This ain’t Kansas, pt 2… — 8 Comments

  1. Snigs- It’s getting there 🙂 Tomorrow will be pure holy hell though- Japanese train in rush hour for an hour! NOT FUN!!!

  2. Glad you found something tasty for dinner. 🙂 You got your exercise, too!

    My cousin’s ex spent a few years over in Japan doing work for Lockheed. When my cousins (their kids) went to visit him, they had a wonderful time.

    I teach some students from Japan. When they come back to school in the fall, they’ve usually been to Japan over the summer (all summer), and they bring back the neatest gadgets.

    It’s a shame things are so expensive. Sign of the times. They’ve had a tough economy for years (I think).

  3. Wonderful post,feel like I was there.My nephew in-law is stationed over there for two some Navy base close to Tokyo,for his overseas commitment,have’nt talked to him,but my bro-in-law,is flying over in March so I’m sure we will hear how its going.My sister was over there in 07,and she was greatly impressed with how clean everything looked,and how friendly the people were to Americans.And,yes,she said the prices were very high,on most things.

  4. In the days before 9/11 I was impressed with the security inspection of carry-on luggage that the Japanese conducted – they found everything I identified as a possible weapon in my stuff, and were nice enough to allow me to keep it, since I was obviously harmless… I am sure I couldn’t get any of it by except by checked baggage today. Food stands are a great way to eat.

  5. RT- Yes, they have “toys” here… exchange rate today as 85 yen=$1 So our costs just continue to go up. Problem with Japan is a LOT of their manufacturing is sold in the US and other developed countries, so they are being serverly impacted by the world economy.

    Diller- thanks!
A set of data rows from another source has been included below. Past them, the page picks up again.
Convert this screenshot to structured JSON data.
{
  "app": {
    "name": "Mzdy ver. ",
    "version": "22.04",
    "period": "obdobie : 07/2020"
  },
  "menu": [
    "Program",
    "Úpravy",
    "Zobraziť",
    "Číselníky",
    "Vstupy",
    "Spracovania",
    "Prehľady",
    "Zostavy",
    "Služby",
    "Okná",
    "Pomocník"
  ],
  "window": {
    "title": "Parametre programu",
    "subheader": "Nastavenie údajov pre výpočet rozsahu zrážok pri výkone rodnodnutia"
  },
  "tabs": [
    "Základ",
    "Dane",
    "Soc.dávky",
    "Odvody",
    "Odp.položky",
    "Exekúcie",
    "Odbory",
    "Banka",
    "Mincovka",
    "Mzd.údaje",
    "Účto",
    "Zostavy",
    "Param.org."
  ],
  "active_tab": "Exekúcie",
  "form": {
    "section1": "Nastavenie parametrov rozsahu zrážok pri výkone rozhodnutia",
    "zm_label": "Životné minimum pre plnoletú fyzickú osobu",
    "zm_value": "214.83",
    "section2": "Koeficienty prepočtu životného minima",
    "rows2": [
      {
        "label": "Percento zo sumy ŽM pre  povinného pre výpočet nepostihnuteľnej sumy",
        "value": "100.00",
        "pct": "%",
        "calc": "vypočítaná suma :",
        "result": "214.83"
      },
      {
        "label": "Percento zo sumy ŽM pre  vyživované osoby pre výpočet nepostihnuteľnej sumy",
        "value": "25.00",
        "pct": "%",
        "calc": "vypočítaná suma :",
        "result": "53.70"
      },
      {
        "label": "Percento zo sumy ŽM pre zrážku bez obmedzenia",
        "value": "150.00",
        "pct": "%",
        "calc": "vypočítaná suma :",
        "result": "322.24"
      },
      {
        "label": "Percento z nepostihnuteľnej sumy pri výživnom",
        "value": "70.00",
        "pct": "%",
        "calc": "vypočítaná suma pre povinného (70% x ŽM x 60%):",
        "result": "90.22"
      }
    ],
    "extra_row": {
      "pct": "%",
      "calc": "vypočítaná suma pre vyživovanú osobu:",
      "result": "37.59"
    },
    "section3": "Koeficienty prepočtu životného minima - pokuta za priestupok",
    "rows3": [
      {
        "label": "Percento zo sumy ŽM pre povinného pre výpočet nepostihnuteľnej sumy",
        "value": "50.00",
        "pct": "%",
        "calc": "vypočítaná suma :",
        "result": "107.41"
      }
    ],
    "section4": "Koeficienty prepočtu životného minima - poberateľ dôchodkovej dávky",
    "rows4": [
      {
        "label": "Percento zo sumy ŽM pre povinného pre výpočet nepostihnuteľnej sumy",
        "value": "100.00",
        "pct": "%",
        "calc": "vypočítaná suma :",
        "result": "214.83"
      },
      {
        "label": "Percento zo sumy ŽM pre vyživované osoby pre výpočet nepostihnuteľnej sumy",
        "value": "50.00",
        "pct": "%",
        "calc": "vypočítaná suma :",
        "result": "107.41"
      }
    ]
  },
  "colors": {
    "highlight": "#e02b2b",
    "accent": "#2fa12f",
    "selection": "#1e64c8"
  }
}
If he’s in Yokosuka, that’s the Naval Station, Atsugi is the Naval Air Station on the other side of Tokyo.

    Earl- They are just as good today, trust me! And yep, food stands are GOOD! Had yakisoba for dinner tonight.

  6. Spent some time there last year and also in China…………
    Very interesting culture………. Don’t think I am a fan, and I dont want to go back……. China i found to be more friendly towards American’s then the Japanese……

    Although the sushi was awesome in Japan.